→ **GIVEN RECORDS**
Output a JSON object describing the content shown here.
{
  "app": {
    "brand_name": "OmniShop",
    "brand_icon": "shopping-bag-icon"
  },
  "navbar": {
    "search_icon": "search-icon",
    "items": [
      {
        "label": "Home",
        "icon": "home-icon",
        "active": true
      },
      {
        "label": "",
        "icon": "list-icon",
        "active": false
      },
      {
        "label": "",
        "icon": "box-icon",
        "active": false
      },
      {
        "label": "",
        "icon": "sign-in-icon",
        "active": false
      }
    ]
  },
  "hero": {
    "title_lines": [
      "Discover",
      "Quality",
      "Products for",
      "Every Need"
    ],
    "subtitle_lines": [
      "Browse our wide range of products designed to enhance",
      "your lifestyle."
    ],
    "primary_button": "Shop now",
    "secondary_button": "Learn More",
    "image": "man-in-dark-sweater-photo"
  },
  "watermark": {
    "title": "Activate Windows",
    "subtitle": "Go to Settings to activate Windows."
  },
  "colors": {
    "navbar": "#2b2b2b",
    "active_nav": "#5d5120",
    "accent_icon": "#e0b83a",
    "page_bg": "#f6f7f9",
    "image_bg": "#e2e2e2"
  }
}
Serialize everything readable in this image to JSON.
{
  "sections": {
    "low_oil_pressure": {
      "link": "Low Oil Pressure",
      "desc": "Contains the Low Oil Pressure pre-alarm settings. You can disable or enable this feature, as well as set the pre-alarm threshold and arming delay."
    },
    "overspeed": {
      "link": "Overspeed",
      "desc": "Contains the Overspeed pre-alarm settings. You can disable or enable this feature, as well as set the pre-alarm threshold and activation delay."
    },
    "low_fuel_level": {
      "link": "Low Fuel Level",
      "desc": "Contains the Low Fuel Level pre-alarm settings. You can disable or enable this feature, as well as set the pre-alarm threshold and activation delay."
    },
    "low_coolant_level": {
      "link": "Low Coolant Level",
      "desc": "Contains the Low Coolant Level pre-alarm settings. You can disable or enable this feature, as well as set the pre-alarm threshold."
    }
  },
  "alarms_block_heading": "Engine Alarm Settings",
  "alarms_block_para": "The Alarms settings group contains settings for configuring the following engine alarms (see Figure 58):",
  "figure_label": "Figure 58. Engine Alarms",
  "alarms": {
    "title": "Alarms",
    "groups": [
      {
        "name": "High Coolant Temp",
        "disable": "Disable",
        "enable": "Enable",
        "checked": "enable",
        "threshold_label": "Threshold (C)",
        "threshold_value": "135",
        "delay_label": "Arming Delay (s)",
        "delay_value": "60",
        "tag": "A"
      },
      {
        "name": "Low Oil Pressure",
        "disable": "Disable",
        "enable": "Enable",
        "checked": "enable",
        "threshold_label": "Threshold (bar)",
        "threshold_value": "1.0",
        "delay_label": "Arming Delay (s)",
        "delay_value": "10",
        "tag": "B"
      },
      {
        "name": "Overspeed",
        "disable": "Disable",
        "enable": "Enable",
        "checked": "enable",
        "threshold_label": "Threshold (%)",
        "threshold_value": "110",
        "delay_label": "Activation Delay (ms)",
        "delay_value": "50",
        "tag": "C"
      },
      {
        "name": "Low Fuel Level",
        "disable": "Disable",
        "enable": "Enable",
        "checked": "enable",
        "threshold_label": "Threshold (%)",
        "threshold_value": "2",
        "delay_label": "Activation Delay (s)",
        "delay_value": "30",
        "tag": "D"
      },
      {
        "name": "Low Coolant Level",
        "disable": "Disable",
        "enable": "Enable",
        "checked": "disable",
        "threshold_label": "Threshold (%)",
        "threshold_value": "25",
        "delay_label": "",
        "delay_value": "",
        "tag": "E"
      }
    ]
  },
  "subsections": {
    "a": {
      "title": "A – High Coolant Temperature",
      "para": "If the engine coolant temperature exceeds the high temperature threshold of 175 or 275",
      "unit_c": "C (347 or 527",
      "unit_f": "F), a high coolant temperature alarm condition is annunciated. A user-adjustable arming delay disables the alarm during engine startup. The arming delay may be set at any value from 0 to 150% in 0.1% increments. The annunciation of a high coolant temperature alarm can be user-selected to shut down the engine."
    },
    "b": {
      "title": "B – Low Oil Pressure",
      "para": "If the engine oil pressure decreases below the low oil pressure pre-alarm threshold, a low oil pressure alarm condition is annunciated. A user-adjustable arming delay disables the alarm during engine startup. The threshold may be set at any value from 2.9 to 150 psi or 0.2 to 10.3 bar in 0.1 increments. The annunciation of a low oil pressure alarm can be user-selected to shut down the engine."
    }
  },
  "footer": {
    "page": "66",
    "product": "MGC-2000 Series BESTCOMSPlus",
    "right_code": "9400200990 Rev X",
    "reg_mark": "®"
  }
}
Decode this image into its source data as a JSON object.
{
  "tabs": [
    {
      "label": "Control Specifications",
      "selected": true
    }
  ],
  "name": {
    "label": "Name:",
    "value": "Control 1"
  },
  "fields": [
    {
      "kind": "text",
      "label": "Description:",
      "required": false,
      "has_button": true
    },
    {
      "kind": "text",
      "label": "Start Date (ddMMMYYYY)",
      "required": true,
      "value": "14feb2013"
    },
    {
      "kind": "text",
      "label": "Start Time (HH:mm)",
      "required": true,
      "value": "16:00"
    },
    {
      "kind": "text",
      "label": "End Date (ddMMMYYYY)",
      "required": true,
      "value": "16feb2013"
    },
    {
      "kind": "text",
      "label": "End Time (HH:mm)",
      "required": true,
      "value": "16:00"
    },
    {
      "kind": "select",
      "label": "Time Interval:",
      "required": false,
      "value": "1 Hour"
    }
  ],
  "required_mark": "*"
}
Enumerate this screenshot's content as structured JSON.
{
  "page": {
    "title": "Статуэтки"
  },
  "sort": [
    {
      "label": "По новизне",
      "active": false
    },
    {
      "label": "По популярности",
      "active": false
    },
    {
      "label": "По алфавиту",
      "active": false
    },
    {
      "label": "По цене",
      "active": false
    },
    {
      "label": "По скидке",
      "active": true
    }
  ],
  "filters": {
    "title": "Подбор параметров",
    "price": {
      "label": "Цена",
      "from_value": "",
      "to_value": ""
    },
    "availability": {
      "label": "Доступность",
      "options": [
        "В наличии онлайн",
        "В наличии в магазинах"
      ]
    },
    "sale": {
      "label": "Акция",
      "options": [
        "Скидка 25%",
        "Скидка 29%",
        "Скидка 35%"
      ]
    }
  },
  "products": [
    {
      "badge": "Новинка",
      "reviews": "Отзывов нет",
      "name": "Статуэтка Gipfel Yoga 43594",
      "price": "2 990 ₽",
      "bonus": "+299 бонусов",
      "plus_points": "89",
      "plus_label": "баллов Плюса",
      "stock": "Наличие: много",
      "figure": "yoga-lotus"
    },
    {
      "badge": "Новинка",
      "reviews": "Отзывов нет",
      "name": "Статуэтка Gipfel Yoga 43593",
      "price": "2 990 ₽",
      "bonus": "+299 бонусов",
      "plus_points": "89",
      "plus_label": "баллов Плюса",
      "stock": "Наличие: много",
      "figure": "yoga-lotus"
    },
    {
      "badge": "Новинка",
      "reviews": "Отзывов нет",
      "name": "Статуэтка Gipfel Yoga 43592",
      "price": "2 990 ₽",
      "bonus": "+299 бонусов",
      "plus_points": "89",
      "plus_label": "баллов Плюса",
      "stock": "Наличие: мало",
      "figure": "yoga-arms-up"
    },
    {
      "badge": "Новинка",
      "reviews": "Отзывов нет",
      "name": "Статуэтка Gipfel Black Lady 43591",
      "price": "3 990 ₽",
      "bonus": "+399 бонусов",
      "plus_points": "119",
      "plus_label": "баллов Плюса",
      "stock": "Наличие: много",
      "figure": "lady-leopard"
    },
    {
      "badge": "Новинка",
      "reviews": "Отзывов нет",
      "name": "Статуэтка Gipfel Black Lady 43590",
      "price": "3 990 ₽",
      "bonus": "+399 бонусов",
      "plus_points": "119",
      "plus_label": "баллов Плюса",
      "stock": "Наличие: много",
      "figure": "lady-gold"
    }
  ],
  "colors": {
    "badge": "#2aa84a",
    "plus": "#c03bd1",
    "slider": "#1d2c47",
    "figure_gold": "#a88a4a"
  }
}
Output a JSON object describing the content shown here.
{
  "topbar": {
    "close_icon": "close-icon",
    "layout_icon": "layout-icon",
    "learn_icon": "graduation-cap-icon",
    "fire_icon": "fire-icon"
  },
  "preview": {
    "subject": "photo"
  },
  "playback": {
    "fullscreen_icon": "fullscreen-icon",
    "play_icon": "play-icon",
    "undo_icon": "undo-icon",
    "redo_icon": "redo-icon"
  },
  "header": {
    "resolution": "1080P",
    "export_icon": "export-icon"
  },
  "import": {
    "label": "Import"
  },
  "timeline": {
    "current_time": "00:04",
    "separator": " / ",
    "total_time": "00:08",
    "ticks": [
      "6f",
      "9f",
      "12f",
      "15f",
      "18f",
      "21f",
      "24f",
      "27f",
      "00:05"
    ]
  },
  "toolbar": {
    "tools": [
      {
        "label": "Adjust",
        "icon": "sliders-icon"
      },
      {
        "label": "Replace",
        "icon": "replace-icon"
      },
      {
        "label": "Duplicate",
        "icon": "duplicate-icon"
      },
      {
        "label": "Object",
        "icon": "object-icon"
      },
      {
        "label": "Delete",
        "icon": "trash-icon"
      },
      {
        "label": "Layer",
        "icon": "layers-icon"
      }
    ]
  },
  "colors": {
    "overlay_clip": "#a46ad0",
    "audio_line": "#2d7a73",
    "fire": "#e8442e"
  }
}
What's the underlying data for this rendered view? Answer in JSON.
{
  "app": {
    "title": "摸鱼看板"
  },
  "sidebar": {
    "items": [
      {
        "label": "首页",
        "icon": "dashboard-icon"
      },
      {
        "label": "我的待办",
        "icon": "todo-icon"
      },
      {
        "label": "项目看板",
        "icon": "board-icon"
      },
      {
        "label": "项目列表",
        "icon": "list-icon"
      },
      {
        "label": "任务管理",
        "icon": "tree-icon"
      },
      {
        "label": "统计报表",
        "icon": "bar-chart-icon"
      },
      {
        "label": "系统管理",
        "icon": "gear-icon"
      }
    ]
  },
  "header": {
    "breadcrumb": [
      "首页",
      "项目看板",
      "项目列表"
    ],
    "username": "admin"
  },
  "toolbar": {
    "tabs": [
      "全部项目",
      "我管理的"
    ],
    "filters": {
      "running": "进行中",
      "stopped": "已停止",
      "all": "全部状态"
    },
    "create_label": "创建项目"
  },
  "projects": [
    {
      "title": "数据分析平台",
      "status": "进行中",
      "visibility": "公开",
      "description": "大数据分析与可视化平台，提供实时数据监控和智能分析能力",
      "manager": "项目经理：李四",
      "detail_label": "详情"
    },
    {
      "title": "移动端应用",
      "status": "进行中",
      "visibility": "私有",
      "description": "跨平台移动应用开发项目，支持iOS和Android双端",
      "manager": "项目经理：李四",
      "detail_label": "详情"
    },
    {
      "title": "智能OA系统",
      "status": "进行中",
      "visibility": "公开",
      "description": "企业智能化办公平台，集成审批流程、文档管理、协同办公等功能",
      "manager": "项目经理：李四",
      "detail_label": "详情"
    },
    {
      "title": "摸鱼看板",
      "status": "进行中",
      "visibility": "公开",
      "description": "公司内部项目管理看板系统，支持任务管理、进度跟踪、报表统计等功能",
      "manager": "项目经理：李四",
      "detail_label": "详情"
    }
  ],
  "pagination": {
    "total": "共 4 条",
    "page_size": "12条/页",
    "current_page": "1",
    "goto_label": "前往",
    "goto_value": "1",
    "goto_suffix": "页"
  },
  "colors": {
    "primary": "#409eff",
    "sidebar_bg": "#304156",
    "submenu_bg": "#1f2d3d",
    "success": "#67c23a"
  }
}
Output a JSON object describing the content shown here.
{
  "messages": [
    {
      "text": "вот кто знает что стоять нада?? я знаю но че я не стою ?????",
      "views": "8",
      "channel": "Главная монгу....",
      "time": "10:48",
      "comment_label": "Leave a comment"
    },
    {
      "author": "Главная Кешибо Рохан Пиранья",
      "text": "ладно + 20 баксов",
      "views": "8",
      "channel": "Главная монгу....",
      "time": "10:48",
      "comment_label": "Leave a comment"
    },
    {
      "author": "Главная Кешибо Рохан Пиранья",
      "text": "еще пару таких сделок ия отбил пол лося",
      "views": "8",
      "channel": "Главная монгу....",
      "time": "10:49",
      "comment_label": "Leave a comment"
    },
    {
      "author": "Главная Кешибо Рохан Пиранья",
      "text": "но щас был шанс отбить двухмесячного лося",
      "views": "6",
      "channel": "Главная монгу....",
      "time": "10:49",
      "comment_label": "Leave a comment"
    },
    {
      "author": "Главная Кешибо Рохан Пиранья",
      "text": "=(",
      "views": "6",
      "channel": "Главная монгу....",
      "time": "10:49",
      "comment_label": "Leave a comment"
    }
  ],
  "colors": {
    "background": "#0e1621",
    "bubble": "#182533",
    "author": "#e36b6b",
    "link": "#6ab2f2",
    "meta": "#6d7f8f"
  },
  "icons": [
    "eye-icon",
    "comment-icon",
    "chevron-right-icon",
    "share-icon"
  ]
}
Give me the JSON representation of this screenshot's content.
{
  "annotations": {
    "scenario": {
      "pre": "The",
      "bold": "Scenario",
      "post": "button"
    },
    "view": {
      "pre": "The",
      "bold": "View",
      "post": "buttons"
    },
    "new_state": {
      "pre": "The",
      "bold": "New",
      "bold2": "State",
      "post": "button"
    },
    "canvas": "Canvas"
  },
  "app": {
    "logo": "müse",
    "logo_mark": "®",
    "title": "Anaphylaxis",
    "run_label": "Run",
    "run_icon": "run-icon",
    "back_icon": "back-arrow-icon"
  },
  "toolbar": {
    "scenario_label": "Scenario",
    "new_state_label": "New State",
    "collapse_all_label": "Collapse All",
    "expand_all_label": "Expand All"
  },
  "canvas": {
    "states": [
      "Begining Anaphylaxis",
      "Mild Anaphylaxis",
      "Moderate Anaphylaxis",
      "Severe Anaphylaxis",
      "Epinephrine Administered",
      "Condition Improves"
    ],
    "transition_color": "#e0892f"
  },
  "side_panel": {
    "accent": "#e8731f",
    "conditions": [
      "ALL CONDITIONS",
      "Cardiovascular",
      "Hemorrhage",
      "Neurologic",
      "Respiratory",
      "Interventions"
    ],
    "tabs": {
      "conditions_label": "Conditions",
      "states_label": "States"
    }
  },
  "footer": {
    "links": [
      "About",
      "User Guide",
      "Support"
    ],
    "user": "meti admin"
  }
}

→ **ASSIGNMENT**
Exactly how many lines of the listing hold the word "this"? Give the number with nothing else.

→ **WRITTEN SOLUTION**
9